- **Work task**: Take each line of the listing that has the string "true" and report it.

- **Record extracts**:
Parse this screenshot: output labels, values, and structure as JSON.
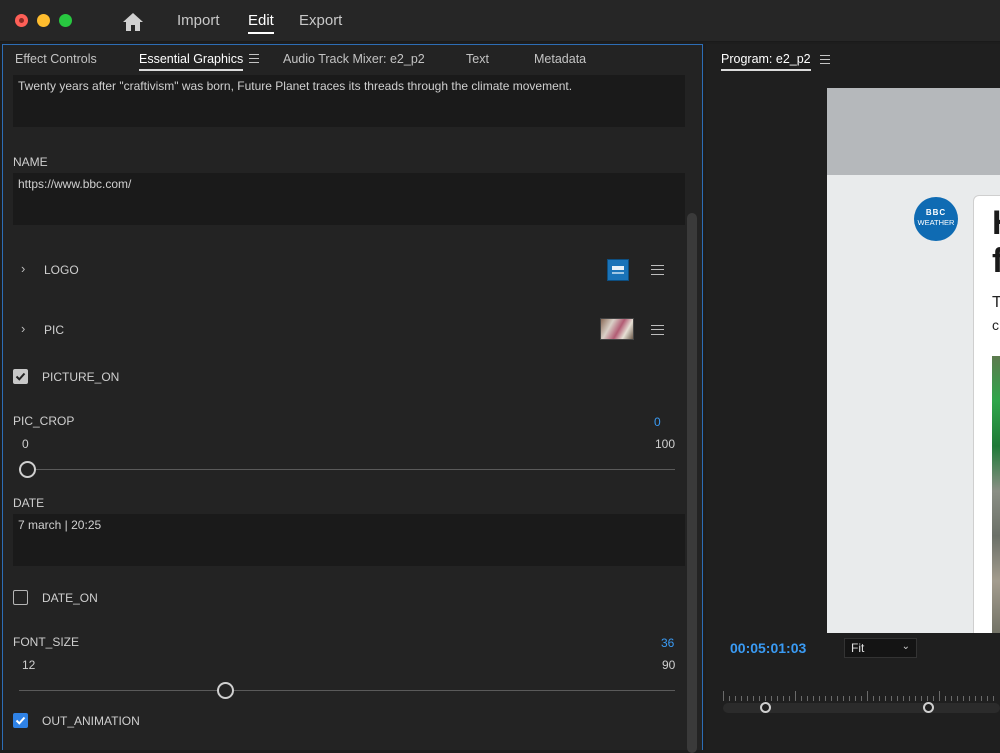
{
  "menu": {
    "import": "Import",
    "edit": "Edit",
    "export": "Export"
  },
  "left_tabs": [
    {
      "label": "Effect Controls"
    },
    {
      "label": "Essential Graphics"
    },
    {
      "label": "Audio Track Mixer: e2_p2"
    },
    {
      "label": "Text"
    },
    {
      "label": "Metadata"
    }
  ],
  "fields": {
    "description_value": "Twenty years after \"craftivism\" was born, Future Planet traces its threads through the climate movement.",
    "name_label": "NAME",
    "name_value": "https://www.bbc.com/",
    "logo_label": "LOGO",
    "pic_label": "PIC",
    "picture_on_label": "PICTURE_ON",
    "picture_on_checked": true,
    "pic_crop_label": "PIC_CROP",
    "pic_crop_value": "0",
    "pic_crop_min": "0",
    "pic_crop_max": "100",
    "date_label": "DATE",
    "date_value": "7 march | 20:25",
    "date_on_label": "DATE_ON",
    "date_on_checked": false,
    "font_size_label": "FONT_SIZE",
    "font_size_value": "36",
    "font_size_min": "12",
    "font_size_max": "90",
    "out_animation_label": "OUT_ANIMATION",
    "out_animation_checked": true
  },
  "program": {
    "tab_label": "Program: e2_p2",
    "timecode": "00:05:01:03",
    "zoom_select": "Fit",
    "preview": {
      "logo_line1": "BBC",
      "logo_line2": "WEATHER",
      "headline1": "H",
      "headline2": "f",
      "text1": "T",
      "text2": "c"
    }
  },
  "colors": {
    "accent": "#3a9bf4",
    "panel_border": "#2d6db5",
    "checkbox_on": "#2f82e6"
  }
}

- **Finished exercise**:
    "picture_on_checked": true,
    "out_animation_checked": true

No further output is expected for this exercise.